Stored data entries
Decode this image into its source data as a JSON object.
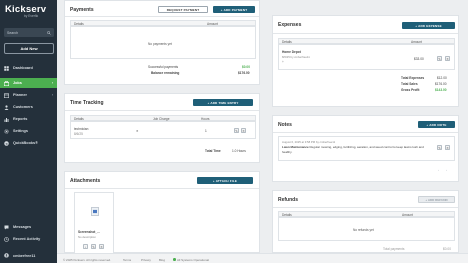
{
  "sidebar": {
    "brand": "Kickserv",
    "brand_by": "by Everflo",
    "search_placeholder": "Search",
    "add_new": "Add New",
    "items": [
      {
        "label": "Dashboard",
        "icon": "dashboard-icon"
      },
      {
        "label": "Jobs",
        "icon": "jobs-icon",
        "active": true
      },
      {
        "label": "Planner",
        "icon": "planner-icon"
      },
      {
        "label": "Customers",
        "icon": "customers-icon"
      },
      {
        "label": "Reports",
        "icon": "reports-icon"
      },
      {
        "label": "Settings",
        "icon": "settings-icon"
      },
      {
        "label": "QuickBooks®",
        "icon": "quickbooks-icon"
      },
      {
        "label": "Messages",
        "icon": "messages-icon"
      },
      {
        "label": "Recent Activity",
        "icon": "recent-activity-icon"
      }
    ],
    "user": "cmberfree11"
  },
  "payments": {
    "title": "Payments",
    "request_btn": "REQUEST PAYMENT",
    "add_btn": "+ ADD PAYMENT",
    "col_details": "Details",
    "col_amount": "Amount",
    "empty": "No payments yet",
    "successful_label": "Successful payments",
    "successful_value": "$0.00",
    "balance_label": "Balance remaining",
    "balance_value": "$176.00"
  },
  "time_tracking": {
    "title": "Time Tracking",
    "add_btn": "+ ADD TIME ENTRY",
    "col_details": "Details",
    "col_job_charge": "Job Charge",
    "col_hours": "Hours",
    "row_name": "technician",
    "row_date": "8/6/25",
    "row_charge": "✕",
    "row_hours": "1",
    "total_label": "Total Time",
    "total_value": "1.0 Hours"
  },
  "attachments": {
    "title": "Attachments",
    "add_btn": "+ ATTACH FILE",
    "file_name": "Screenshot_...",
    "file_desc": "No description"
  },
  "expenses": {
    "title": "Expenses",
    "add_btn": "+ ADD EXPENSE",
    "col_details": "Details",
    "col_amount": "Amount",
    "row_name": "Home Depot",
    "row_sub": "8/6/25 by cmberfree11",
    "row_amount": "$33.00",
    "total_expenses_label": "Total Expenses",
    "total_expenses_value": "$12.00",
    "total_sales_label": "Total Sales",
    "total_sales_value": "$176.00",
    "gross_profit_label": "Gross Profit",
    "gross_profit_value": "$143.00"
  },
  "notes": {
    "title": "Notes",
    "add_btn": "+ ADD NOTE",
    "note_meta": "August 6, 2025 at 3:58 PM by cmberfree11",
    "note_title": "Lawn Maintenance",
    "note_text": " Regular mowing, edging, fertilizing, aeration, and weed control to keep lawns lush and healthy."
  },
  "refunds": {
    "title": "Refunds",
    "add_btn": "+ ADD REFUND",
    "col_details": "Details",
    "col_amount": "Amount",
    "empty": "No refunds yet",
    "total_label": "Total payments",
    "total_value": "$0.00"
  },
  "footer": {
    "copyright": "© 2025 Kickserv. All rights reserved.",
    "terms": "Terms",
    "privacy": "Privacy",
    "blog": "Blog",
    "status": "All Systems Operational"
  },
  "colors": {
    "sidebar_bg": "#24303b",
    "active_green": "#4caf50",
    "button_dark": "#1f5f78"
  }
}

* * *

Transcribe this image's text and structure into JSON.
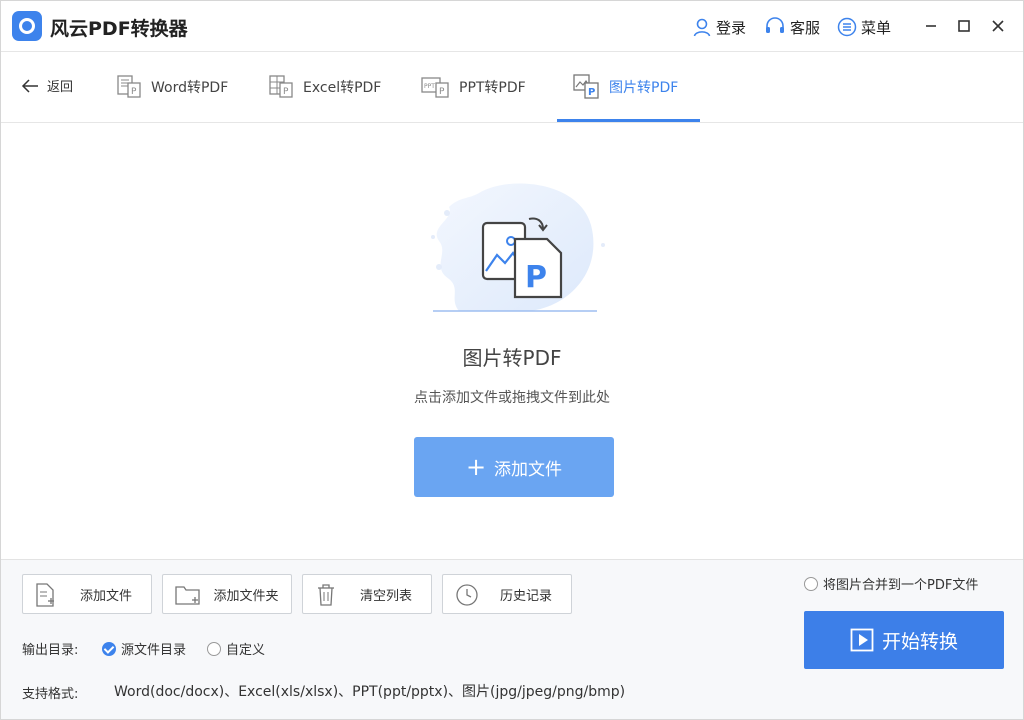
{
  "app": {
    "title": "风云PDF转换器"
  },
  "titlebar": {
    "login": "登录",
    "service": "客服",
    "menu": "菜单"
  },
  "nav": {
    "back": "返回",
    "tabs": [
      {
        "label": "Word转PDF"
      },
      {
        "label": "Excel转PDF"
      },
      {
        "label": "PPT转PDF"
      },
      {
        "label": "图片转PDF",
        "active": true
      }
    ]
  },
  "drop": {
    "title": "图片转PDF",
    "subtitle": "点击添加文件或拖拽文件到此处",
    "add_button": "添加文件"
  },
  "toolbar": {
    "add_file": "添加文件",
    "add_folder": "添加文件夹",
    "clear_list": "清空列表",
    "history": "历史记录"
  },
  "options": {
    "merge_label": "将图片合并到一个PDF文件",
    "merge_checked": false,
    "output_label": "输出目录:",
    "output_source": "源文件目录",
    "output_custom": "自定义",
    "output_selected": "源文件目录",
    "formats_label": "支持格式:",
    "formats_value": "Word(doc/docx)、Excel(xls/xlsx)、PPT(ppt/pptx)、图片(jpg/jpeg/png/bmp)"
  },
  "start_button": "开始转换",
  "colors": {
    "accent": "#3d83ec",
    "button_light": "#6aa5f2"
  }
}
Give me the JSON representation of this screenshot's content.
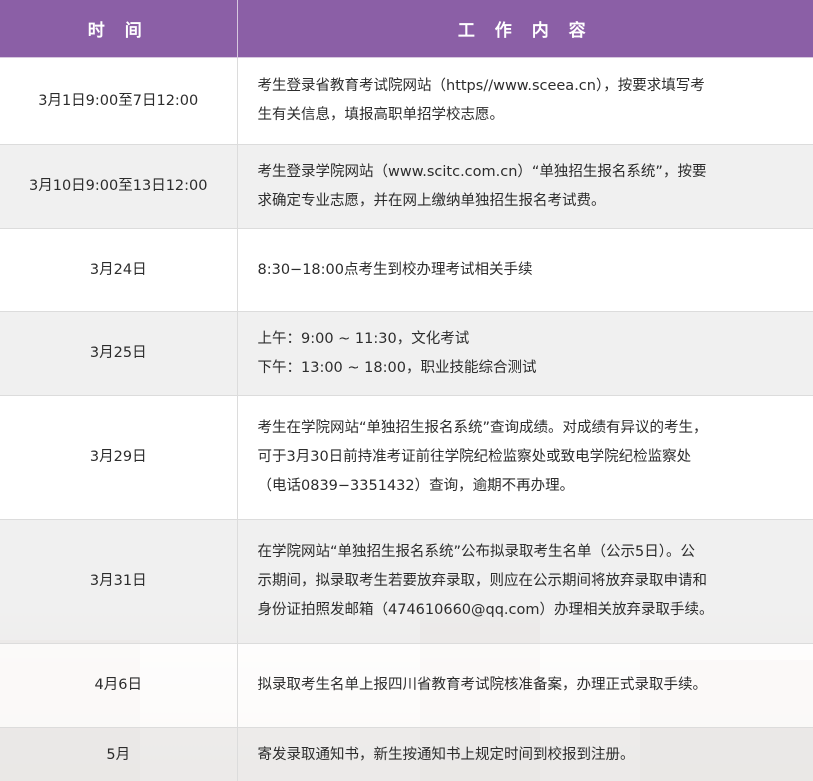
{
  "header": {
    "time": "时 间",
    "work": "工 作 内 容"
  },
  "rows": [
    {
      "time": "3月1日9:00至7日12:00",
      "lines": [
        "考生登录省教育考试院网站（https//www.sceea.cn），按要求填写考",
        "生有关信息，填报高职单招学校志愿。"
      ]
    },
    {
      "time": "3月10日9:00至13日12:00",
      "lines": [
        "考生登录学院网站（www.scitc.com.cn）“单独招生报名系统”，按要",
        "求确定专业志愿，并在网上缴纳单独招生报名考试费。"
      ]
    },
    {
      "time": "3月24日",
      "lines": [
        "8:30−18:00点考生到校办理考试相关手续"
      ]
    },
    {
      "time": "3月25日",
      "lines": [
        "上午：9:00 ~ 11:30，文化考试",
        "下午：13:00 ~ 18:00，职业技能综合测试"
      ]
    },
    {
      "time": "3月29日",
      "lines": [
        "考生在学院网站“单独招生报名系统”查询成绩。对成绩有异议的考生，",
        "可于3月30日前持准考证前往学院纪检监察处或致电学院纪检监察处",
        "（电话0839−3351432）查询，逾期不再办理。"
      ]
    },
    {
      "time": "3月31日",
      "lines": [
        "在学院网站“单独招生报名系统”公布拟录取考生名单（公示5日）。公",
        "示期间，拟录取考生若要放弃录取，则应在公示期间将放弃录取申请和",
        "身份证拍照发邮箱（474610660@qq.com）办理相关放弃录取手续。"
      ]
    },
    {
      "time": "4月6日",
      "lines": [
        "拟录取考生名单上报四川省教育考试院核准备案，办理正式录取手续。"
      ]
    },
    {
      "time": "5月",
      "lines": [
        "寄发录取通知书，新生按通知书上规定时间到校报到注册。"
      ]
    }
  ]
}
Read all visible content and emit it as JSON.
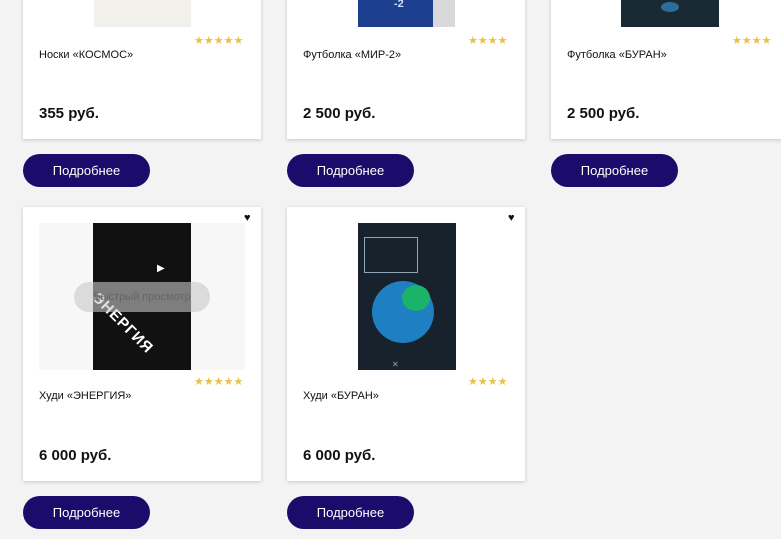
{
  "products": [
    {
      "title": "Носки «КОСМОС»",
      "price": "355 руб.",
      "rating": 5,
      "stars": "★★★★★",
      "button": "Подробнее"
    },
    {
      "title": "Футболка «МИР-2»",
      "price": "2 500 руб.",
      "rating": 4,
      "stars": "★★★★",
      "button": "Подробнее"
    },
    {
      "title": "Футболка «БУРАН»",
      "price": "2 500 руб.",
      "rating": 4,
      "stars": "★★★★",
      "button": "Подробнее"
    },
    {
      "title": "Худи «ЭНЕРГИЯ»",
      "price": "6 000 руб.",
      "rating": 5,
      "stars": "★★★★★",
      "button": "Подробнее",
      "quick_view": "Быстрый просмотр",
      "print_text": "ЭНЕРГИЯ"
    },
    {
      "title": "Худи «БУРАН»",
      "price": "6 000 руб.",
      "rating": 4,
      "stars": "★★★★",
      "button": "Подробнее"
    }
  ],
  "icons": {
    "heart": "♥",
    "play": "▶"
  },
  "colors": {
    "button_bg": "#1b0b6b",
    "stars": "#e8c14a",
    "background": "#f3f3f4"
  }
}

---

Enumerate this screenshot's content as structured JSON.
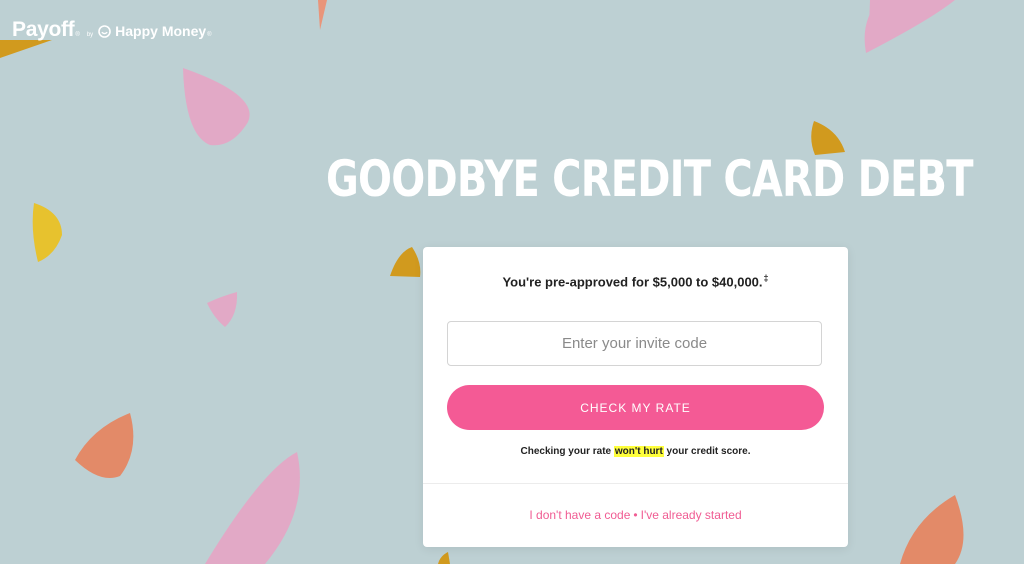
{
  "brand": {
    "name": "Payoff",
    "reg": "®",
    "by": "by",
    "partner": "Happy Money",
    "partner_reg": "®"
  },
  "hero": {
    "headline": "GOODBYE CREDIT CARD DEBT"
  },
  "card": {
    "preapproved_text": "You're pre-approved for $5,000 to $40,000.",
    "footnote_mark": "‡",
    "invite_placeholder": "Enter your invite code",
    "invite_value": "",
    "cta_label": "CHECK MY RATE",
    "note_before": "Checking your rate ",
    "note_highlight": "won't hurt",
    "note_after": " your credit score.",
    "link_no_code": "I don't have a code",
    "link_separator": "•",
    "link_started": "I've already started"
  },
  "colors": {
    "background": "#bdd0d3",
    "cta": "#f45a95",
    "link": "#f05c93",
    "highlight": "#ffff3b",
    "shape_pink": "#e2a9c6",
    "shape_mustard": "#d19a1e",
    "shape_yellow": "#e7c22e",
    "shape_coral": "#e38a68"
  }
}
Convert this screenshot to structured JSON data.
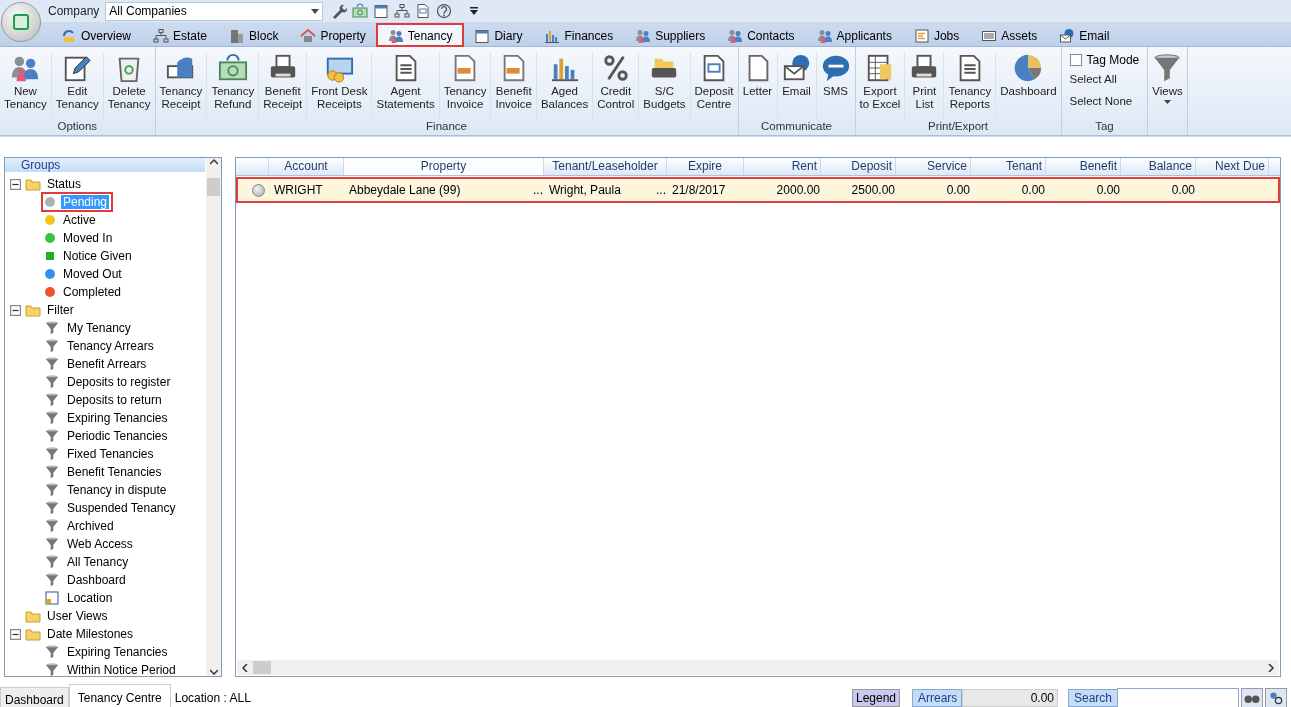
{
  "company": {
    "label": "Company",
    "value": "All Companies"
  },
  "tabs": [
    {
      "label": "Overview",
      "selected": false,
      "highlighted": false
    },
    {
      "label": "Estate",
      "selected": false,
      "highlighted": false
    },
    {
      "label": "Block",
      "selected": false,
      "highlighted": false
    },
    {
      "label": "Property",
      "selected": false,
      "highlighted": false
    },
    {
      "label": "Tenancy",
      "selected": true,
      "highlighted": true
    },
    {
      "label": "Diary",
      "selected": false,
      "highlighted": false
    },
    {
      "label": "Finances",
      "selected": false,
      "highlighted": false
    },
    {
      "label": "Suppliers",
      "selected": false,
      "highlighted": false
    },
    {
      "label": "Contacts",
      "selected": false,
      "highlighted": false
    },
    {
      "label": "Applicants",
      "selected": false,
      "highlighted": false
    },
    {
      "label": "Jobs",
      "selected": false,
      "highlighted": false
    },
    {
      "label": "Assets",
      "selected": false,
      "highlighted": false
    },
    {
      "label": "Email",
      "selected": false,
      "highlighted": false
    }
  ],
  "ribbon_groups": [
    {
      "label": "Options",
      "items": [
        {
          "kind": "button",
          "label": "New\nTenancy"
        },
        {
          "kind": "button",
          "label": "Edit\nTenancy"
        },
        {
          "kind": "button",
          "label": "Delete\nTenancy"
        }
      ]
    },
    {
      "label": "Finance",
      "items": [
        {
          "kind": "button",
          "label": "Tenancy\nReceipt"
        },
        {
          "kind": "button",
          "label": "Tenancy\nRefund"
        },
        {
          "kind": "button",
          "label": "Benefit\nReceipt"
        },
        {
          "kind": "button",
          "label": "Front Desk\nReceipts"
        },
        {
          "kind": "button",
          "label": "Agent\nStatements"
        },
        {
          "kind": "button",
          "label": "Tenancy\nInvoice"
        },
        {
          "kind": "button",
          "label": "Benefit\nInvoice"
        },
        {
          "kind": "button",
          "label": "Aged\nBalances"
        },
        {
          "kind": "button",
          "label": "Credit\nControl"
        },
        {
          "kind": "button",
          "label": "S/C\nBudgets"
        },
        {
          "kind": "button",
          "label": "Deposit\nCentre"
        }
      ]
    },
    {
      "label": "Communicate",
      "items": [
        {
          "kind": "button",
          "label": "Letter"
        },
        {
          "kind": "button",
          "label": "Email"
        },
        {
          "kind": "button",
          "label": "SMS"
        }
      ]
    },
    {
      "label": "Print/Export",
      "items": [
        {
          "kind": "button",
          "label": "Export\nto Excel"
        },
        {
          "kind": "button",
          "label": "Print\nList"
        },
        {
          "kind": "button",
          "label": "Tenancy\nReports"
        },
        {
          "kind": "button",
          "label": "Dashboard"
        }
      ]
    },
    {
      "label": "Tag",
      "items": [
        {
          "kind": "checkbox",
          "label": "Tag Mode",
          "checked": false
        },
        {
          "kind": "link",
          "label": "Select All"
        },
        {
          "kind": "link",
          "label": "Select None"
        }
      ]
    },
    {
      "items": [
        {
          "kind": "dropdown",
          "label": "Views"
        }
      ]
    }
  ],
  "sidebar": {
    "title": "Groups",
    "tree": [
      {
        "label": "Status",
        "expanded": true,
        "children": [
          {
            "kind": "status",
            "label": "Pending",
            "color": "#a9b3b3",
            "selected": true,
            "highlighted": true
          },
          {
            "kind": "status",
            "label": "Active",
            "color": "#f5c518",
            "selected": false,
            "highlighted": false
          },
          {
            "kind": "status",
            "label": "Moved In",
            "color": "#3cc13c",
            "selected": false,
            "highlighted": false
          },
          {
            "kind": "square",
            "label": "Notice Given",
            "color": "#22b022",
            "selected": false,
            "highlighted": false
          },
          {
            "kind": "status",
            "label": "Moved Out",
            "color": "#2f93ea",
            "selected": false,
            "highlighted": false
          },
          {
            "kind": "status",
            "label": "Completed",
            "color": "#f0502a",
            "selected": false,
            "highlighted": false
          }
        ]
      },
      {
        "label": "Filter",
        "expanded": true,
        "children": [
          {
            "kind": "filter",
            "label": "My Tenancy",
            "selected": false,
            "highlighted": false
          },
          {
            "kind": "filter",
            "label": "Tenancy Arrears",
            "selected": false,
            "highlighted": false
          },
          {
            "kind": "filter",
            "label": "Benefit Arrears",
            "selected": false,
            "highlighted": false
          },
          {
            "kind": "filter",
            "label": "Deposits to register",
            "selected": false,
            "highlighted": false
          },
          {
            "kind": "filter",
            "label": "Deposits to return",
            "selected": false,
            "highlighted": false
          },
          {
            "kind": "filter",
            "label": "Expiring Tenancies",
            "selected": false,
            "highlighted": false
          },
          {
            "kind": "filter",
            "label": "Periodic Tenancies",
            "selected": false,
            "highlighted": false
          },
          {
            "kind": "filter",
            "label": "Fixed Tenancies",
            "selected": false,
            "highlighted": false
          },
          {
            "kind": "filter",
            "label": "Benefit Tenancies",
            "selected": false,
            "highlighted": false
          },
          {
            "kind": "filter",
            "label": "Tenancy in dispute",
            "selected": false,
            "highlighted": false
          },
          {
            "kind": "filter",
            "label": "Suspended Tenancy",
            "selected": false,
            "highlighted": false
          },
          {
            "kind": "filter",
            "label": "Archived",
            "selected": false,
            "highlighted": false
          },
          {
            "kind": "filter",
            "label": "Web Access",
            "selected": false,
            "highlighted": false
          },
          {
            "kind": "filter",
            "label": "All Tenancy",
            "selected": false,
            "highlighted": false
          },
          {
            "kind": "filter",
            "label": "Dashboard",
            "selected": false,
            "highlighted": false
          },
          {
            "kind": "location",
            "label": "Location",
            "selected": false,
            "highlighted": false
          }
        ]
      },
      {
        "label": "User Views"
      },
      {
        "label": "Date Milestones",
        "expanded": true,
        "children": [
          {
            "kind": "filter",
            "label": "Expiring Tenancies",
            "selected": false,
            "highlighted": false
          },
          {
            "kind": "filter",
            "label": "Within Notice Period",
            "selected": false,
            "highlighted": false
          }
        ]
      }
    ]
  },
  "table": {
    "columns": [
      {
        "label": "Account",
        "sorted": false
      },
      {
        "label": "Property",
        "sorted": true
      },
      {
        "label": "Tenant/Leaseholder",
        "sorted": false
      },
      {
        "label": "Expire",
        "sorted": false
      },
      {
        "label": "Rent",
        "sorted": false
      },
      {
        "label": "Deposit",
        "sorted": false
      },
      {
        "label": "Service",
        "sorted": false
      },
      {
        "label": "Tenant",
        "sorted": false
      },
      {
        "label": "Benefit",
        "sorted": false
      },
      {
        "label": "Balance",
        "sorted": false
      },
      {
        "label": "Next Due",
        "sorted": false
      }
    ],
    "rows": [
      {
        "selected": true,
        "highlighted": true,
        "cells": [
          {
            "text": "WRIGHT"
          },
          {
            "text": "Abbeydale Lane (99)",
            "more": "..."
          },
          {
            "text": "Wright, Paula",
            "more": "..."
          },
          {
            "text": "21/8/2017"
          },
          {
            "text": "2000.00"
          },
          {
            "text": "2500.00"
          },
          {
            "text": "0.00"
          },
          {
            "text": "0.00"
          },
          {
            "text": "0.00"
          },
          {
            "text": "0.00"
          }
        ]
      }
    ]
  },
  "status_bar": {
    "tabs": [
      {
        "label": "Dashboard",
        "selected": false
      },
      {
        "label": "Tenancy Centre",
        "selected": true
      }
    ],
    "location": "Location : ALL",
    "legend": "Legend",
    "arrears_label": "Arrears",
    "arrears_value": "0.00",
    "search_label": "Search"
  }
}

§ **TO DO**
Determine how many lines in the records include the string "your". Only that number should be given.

§ **RESULT FOR THIS EXERCISE**
3